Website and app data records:
------

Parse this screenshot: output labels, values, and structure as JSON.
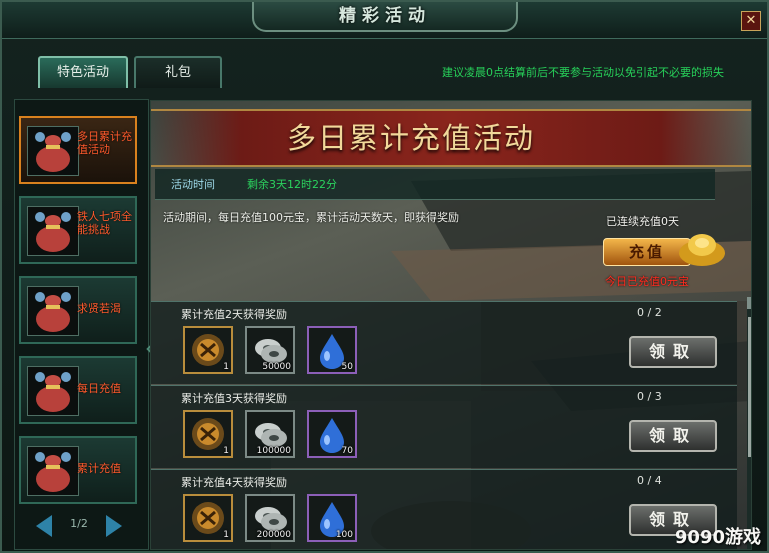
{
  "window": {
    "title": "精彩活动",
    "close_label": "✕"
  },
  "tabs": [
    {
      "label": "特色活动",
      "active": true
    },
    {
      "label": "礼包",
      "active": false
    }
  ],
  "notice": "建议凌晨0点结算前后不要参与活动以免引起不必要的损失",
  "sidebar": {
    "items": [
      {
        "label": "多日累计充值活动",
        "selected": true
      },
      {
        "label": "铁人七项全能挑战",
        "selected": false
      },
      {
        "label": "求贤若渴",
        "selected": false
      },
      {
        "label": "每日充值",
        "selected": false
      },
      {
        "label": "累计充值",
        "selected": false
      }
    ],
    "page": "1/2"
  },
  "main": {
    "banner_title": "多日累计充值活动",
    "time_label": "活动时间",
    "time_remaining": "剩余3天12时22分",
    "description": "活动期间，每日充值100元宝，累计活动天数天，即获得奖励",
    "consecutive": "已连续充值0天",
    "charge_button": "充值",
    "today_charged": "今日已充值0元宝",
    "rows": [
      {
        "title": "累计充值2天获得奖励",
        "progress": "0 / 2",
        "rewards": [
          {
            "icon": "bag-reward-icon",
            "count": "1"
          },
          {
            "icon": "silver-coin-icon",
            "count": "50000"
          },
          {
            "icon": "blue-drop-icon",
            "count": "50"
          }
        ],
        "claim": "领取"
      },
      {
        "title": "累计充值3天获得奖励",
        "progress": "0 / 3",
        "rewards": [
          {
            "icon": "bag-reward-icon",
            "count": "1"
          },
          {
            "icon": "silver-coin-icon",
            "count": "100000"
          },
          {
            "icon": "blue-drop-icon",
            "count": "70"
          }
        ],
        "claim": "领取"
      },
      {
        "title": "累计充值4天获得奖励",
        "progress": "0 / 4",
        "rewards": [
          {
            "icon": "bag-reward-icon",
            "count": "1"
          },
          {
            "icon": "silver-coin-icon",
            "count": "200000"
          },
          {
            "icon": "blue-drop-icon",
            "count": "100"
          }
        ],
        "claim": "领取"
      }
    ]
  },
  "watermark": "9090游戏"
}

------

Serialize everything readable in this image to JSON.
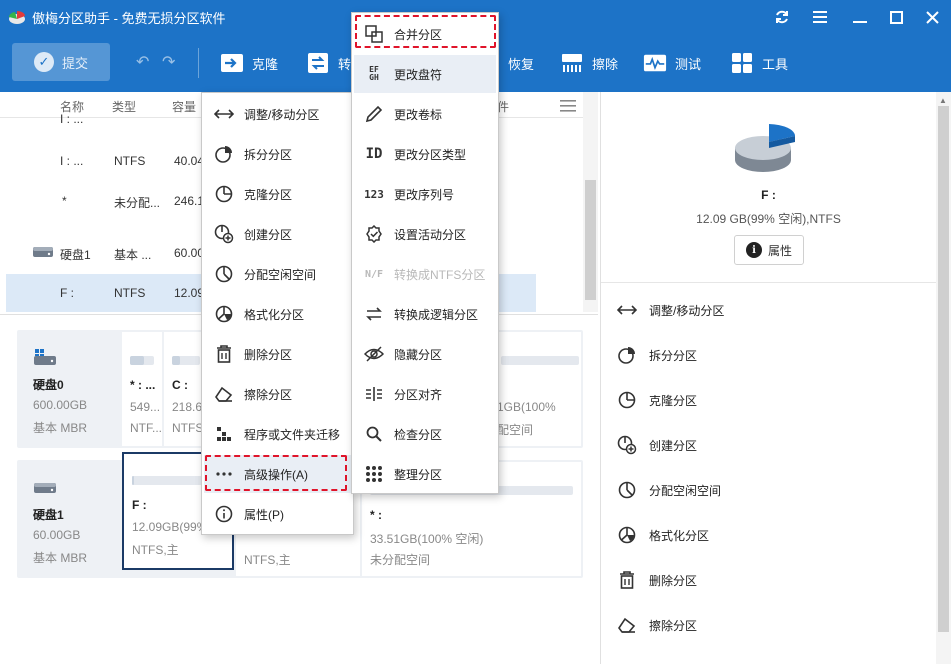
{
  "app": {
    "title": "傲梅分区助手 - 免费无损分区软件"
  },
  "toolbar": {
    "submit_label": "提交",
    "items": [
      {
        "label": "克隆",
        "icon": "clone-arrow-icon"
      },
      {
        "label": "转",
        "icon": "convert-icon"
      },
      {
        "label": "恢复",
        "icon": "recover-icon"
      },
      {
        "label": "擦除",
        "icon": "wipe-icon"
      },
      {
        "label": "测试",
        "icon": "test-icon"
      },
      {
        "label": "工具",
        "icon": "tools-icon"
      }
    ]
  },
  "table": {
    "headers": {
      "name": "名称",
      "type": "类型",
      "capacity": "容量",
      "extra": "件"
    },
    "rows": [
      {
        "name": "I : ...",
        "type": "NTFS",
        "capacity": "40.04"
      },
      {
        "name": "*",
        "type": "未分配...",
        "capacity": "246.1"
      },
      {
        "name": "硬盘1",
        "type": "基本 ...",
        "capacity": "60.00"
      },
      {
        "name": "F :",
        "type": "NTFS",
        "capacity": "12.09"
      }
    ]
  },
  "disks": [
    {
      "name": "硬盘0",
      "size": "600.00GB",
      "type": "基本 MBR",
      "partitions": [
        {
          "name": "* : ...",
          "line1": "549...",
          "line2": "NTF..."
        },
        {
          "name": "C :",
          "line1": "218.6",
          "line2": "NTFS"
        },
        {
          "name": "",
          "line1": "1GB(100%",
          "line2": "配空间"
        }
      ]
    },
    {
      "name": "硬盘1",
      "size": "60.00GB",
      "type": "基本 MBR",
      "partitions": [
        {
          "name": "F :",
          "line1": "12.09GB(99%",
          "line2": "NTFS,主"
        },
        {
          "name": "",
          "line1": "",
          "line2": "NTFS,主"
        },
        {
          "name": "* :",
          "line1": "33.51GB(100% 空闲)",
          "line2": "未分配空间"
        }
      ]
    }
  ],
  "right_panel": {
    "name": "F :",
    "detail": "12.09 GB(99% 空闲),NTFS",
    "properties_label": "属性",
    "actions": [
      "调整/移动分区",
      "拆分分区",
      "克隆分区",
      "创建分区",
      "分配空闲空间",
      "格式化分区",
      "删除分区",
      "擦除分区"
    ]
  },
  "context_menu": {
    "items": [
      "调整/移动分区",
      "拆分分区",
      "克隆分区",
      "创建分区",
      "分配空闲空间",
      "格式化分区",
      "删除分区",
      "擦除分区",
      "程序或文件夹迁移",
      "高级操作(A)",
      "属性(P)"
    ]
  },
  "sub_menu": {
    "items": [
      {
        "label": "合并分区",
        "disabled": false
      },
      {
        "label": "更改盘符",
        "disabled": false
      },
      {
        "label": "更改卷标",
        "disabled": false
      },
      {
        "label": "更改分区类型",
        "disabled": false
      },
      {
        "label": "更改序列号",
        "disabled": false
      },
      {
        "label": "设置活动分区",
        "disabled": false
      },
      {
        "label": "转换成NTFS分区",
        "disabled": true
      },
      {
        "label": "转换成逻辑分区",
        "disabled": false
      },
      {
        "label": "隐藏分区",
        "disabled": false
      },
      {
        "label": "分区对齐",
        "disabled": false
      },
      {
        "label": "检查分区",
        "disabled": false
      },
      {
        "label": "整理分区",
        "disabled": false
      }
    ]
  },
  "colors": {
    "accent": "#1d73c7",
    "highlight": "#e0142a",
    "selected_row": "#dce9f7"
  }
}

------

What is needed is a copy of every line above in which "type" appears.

      "type": "类型",
        "type": "NTFS",
        "type": "未分配...",
        "type": "基本 ...",
        "type": "NTFS",
      "type": "基本 MBR",
      "type": "基本 MBR",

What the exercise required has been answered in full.